Orion, the centerpiece of NASA's post-shuttle push to break out of low Earth orbit, arrives this week at Kennedy Space Center, but its first manned launch isn't until around 2021.
Unveiling the Orion spacecraft
Calling it an exciting chapter in the United States' great space exploration story, NASA this week unveiled the Orion capsule, which will eventually take astronauts on missions to destinations far beyond Earth, to such places as asteroids and Mars.
Orion will be the most advanced spacecraft ever designed. It will provide emergency abort capability, sustain astronauts during space travel, and provide safe re-entry from deep space. The craft will carry astronauts farther into space than ever before.
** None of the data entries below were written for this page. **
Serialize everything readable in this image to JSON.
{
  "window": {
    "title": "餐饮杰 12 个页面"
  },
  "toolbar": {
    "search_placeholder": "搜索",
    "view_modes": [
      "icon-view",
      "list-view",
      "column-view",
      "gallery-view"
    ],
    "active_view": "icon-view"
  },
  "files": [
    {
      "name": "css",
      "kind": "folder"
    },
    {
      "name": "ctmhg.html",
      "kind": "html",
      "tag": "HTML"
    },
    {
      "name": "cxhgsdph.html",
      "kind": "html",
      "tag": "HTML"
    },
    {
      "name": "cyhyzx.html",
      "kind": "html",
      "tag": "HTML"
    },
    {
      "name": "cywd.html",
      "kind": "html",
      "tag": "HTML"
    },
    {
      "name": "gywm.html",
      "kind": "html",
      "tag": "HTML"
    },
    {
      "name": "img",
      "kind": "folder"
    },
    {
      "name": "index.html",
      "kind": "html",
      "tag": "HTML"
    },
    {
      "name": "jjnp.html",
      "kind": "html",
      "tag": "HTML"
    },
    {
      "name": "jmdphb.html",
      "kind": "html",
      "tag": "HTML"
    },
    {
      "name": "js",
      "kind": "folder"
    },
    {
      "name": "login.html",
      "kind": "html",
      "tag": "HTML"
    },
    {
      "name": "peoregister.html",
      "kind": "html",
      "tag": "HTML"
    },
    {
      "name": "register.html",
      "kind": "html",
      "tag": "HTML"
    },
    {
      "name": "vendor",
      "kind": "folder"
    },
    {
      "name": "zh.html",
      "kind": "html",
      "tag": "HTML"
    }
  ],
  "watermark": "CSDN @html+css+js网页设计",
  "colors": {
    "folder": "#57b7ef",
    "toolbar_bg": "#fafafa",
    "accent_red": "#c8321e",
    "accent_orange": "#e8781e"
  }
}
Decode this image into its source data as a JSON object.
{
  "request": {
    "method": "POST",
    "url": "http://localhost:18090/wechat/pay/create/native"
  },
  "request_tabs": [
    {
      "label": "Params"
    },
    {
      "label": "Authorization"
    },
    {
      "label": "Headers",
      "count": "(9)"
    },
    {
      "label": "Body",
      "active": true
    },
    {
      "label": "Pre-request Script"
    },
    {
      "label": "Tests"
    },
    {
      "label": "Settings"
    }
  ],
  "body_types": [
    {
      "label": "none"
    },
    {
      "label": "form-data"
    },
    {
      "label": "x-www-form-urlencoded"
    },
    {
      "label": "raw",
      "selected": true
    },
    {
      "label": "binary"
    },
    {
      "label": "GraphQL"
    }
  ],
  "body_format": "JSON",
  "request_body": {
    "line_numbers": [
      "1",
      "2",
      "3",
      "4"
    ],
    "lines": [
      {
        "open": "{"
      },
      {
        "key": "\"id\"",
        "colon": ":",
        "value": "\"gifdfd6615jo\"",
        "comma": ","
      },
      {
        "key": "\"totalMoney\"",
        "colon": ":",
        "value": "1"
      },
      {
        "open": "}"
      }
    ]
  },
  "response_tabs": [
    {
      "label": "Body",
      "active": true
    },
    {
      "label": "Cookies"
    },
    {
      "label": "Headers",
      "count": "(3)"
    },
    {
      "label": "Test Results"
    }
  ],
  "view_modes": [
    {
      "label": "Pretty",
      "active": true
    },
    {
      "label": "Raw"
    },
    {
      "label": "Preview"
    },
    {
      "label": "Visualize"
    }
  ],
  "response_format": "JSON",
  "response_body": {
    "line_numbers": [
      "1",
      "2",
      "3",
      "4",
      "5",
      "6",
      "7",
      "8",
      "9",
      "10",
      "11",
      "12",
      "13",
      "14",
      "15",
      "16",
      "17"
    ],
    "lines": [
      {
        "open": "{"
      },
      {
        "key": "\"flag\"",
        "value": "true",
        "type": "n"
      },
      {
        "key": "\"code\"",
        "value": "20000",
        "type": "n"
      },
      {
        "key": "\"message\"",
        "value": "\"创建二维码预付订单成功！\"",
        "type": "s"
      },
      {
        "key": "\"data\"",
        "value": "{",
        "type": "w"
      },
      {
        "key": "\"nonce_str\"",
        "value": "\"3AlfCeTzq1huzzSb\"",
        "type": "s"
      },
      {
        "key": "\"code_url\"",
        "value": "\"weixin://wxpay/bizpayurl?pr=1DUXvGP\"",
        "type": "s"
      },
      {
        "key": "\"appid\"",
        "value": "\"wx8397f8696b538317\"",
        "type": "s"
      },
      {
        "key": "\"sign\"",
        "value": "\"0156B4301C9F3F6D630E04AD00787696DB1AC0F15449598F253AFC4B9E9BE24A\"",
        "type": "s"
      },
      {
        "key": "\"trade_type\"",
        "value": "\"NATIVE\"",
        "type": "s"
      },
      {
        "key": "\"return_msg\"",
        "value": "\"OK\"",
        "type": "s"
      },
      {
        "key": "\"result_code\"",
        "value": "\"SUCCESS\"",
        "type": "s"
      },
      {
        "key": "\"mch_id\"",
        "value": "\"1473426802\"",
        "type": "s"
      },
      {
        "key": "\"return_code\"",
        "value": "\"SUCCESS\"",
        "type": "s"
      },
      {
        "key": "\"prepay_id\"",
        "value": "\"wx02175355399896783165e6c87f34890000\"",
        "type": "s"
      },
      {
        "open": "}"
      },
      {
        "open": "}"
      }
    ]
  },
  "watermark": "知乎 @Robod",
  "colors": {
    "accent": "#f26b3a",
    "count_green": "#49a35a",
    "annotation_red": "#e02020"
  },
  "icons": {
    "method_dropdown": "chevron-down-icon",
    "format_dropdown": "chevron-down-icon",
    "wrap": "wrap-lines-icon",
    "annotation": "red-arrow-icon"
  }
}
Orion will launch atop the Space Launch System (SLS), NASA's next flagship rocket currently under design.
At NASA’s Michoud Assembly Facility in Louisiana, the first space-bound Orion capsule is packed up for shipment to the Kennedy Space Center for final processing and outfitting. (It arrived this week). The spacecraft will fly on Exploration Flight Test-1 in 2014.
From left, U.S. Sen. Bill Nelson, NASA Kennedy Space Center Director Robert Cabana, and NASA Deputy Director Lori Garver discuss NASA's first space-bound Orion capsule in Kennedy's Operations and Checkout Building high bay following an event marking the spacecraft's arrival in Florida.
At NASA's Marshall Space Flight Center in Huntsville, Ala., SLS Spacecraft & Payload Integration Manager David Beaman, Adapter Subsystem Manager Brent Gaddes, and Multi-Purpose Crew Vehicle to Stage Adapter Lead Myron Tapscott discuss the machining of an aluminum adapter ring similar to the design needed for Exploration Flight.